How I do it....is that I make sure that when something like May is coming, I keep writing my priority. I could toss it on the back burner, do a bunch of filler, neglect some of the longer stuff, and come back to it stiff and out of practice (if at all) in June, but that's not how I got here, and that's not how I keep going.
So first of all I know that to keep writing, I need two things. The first one is a no brainer, but the second one is just as important or I will end up cannibalizing the first one.
- Writing time
- Self care*
*Not bubble baths and retail therapy here. I'm talking about getting enough sleep. I'm talking about spending enough time doing shit like reading, watching TV, relaxing, and taking care of parts of my life that aren't just writing.
My first move was to see how things looked on paper (not great). If I have big open weekends, sometimes I can take on a tough day or two during the week, so long as I remember to do my writing earlier. Unfortunately three days off and four on is too much, so I couldn't just Tetris my writing time. I had to find some substantive changes.
Then I started making tweaks until I found enough time for writing and the self care that keeps writing viable:
- By making my needs known to my side gig employers (the parents of the nanny gig), I was able to work in a May substitute for the little three hour shift I had on Thursdays. So during the month of May, I'm only driving out 3 days a week and have a four-day weekend.
- The Mondays are sort of unofficial, so I can wait out traffic before I head out.
- One appointment on Monday got cancelled, so I made sure the whole day was cancelled. That week I'll have Monday off. And I'll keep my eyes open for any other opportunity like it. A day off here and there can make a big difference.
- I'm using BART to get to the city job after I do the initial drop-off of stuff. That'll keep me from having to dig through traffic (it'll be about the same amount of time, but being able to read is a HUGE plus to any T graph).
- I'm going to pick up a couple of audiobooks for those rare occasions when NPR isn't blowing wind up my skirt.
- It might make for some long days (and some slightly hungry kitties by the time I get home), but movies or hikes I can do after I work, so that I can wait out the traffic.
- Double dipping with an infant while they're napping is pretty easy if one is determined to make it work.
- I pay someone to help me with some of the admin of social media management. I lined up extra hours for them in May.

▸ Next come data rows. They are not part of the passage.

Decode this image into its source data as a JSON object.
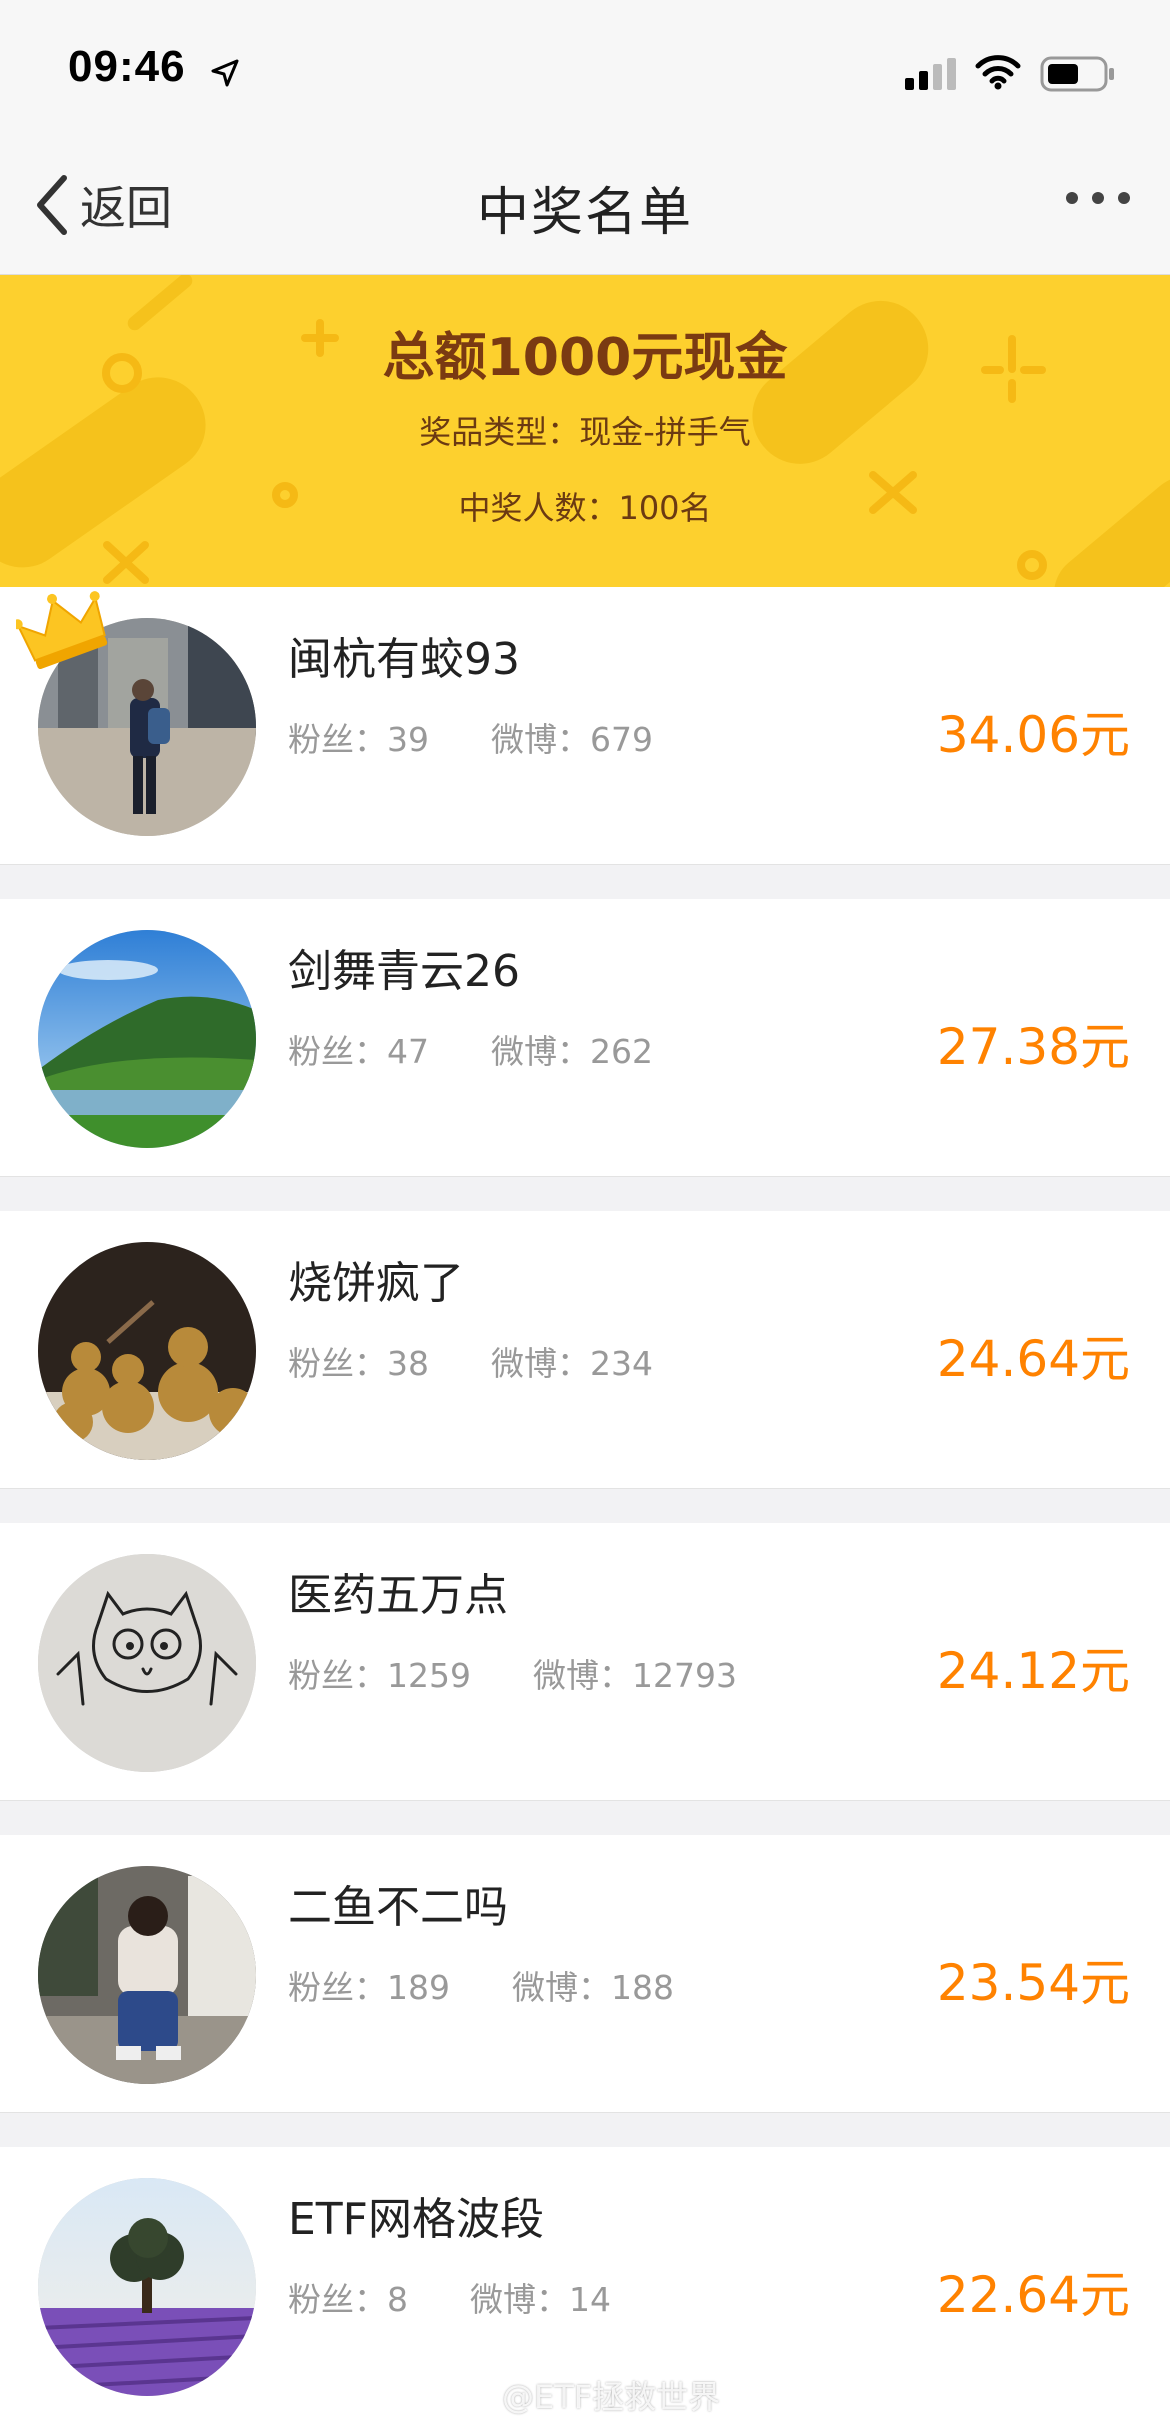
{
  "status_bar": {
    "time": "09:46"
  },
  "nav": {
    "back_label": "返回",
    "title": "中奖名单"
  },
  "banner": {
    "amount": "总额1000元现金",
    "prize_type": "奖品类型：现金-拼手气",
    "winner_count": "中奖人数：100名"
  },
  "winners": [
    {
      "name": "闽杭有蛟93",
      "fans": "粉丝：39",
      "weibo": "微博：679",
      "amount": "34.06元"
    },
    {
      "name": "剑舞青云26",
      "fans": "粉丝：47",
      "weibo": "微博：262",
      "amount": "27.38元"
    },
    {
      "name": "烧饼疯了",
      "fans": "粉丝：38",
      "weibo": "微博：234",
      "amount": "24.64元"
    },
    {
      "name": "医药五万点",
      "fans": "粉丝：1259",
      "weibo": "微博：12793",
      "amount": "24.12元"
    },
    {
      "name": "二鱼不二吗",
      "fans": "粉丝：189",
      "weibo": "微博：188",
      "amount": "23.54元"
    },
    {
      "name": "ETF网格波段",
      "fans": "粉丝：8",
      "weibo": "微博：14",
      "amount": "22.64元"
    }
  ],
  "watermark": "@ETF拯救世界",
  "colors": {
    "banner": "#fdd02e",
    "amount": "#ff8200",
    "banner_text": "#7a3a12"
  }
}
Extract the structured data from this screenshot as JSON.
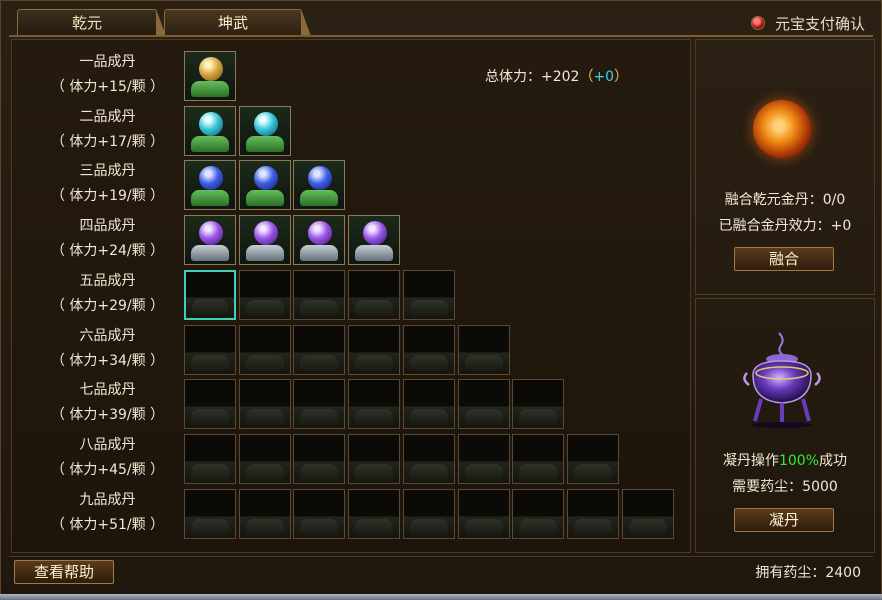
{
  "tabs": [
    {
      "label": "乾元",
      "active": false
    },
    {
      "label": "坤武",
      "active": true
    }
  ],
  "pay_confirm_label": "元宝支付确认",
  "total_power": {
    "label": "总体力：",
    "value": "+202",
    "open": "（",
    "bonus": "+0",
    "close": "）"
  },
  "rows": [
    {
      "name": "一品成丹",
      "stat": "（ 体力+15/颗 ）",
      "slots": 1,
      "filled": 1,
      "pill": "gold"
    },
    {
      "name": "二品成丹",
      "stat": "（ 体力+17/颗 ）",
      "slots": 2,
      "filled": 2,
      "pill": "cyan"
    },
    {
      "name": "三品成丹",
      "stat": "（ 体力+19/颗 ）",
      "slots": 3,
      "filled": 3,
      "pill": "blue"
    },
    {
      "name": "四品成丹",
      "stat": "（ 体力+24/颗 ）",
      "slots": 4,
      "filled": 4,
      "pill": "violet"
    },
    {
      "name": "五品成丹",
      "stat": "（ 体力+29/颗 ）",
      "slots": 5,
      "filled": 0,
      "pill": ""
    },
    {
      "name": "六品成丹",
      "stat": "（ 体力+34/颗 ）",
      "slots": 6,
      "filled": 0,
      "pill": ""
    },
    {
      "name": "七品成丹",
      "stat": "（ 体力+39/颗 ）",
      "slots": 7,
      "filled": 0,
      "pill": ""
    },
    {
      "name": "八品成丹",
      "stat": "（ 体力+45/颗 ）",
      "slots": 8,
      "filled": 0,
      "pill": ""
    },
    {
      "name": "九品成丹",
      "stat": "（ 体力+51/颗 ）",
      "slots": 9,
      "filled": 0,
      "pill": ""
    }
  ],
  "fusion": {
    "count_label": "融合乾元金丹：0/0",
    "effect_label": "已融合金丹效力：+0",
    "button": "融合"
  },
  "condense": {
    "op_prefix": "凝丹操作",
    "op_rate": "100%",
    "op_suffix": "成功",
    "cost_label": "需要药尘：5000",
    "button": "凝丹"
  },
  "help_button": "查看帮助",
  "owned_dust": "拥有药尘：2400",
  "icons": {
    "orb": "golden-elixir-orb-icon",
    "cauldron": "alchemy-cauldron-icon"
  },
  "colors": {
    "accent_green": "#36e836",
    "bonus_cyan": "#33d6ee",
    "selected_border": "#3fd0b8"
  }
}
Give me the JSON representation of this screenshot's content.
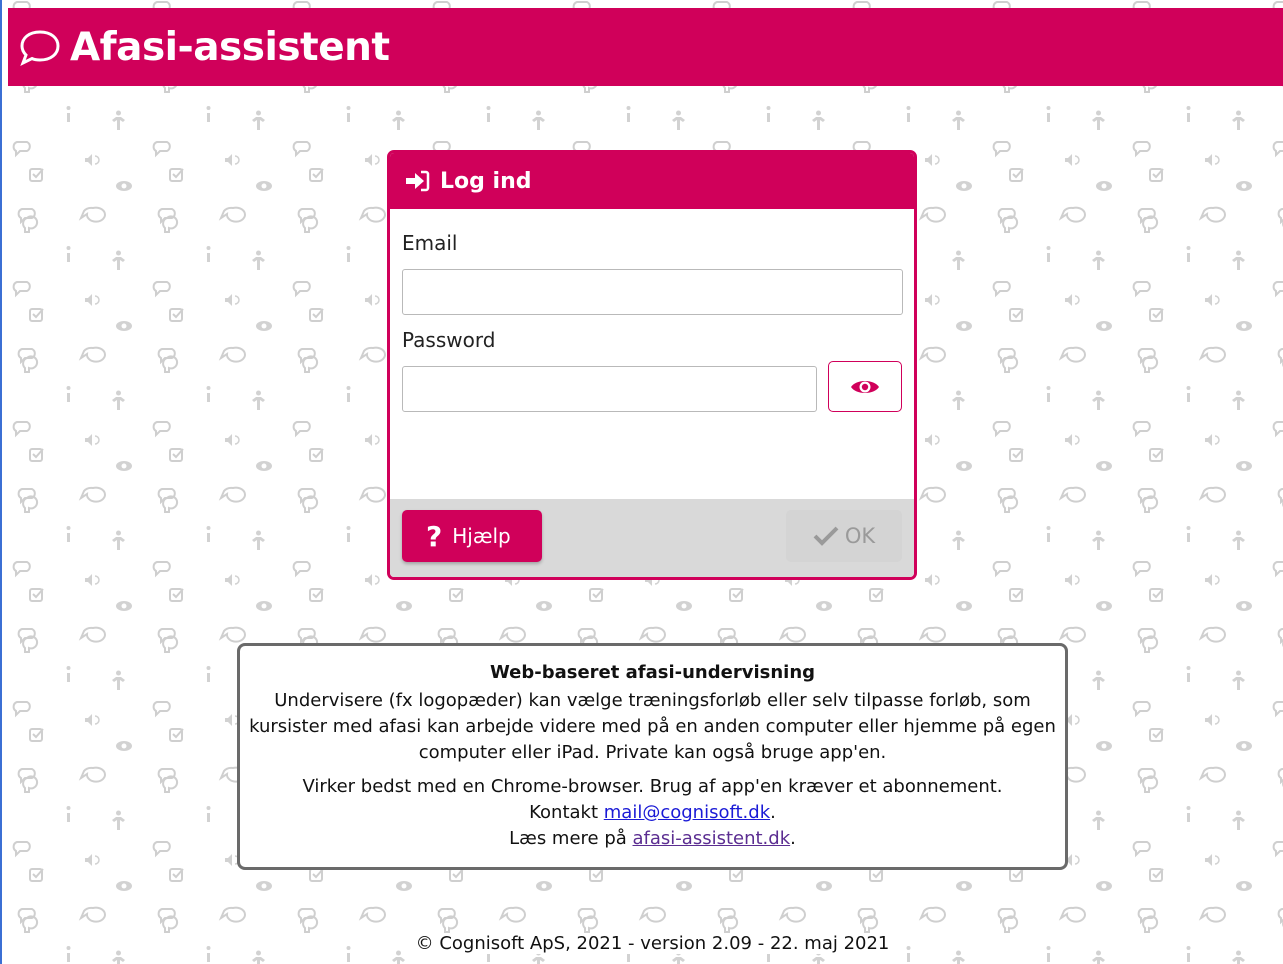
{
  "app": {
    "title": "Afasi-assistent",
    "brand_color": "#d0005a"
  },
  "login": {
    "heading": "Log ind",
    "email_label": "Email",
    "email_value": "",
    "password_label": "Password",
    "password_value": "",
    "show_password_icon": "eye-icon",
    "help_label": "Hjælp",
    "ok_label": "OK"
  },
  "info": {
    "heading": "Web-baseret afasi-undervisning",
    "paragraph1": "Undervisere (fx logopæder) kan vælge træningsforløb eller selv tilpasse forløb, som kursister med afasi kan arbejde videre med på en anden computer eller hjemme på egen computer eller iPad. Private kan også bruge app'en.",
    "paragraph2": "Virker bedst med en Chrome-browser. Brug af app'en kræver et abonnement.",
    "contact_prefix": "Kontakt ",
    "contact_link": "mail@cognisoft.dk",
    "contact_suffix": ".",
    "more_prefix": "Læs mere på ",
    "more_link": "afasi-assistent.dk",
    "more_suffix": "."
  },
  "footer": {
    "text": "© Cognisoft ApS, 2021 - version 2.09 - 22. maj 2021"
  }
}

- I've saved up a lot of admin-type posts and am running a poll that will require a lot of reminders.
- I have a lot of important but shorter posts "saved up" just for May––we're running a poll with semifinals that will require a lot of reminder posts. And I haven't done "best of" for 2019 yet. I can't run an entire month of filler, of course, but having a LITTLE less that requires my urgent attention day after day makes the fits and starts dynamic of May's writing/self-care time––and the fact that Tuesday and Wednesday are just about going to be a wash––a little easier to handle.
- Since I have more money than time during May, I have set up a couple of low-key Facebook promotions to make up for the fact that I won't be able to be 110% on social media or write quite so many heavy hitting posts.
- I'll still have a week front-loaded with side gigs and back-loaded with writing, so I need to sit down with my planner every week and really plan out what posts I'm going to write ahead of time and get them done early.
And that's how I do it. I make writing the highest priority, I scowl at my schedule, and I don't fuck around. A lot of people love writing, and I'm not here to judge their love or how much of a writer they are, but if they get into a pinch, it's the first thing they toss to the back burner and the last thing they sit down and plan for how they're going to keep it a priority through a rough time. For most working writers, that would be like not figuring out how you're going to get to your job or see your family during a rough time.
If it's a priority, make it a priority.
This is Folksy Wisdom; over and out.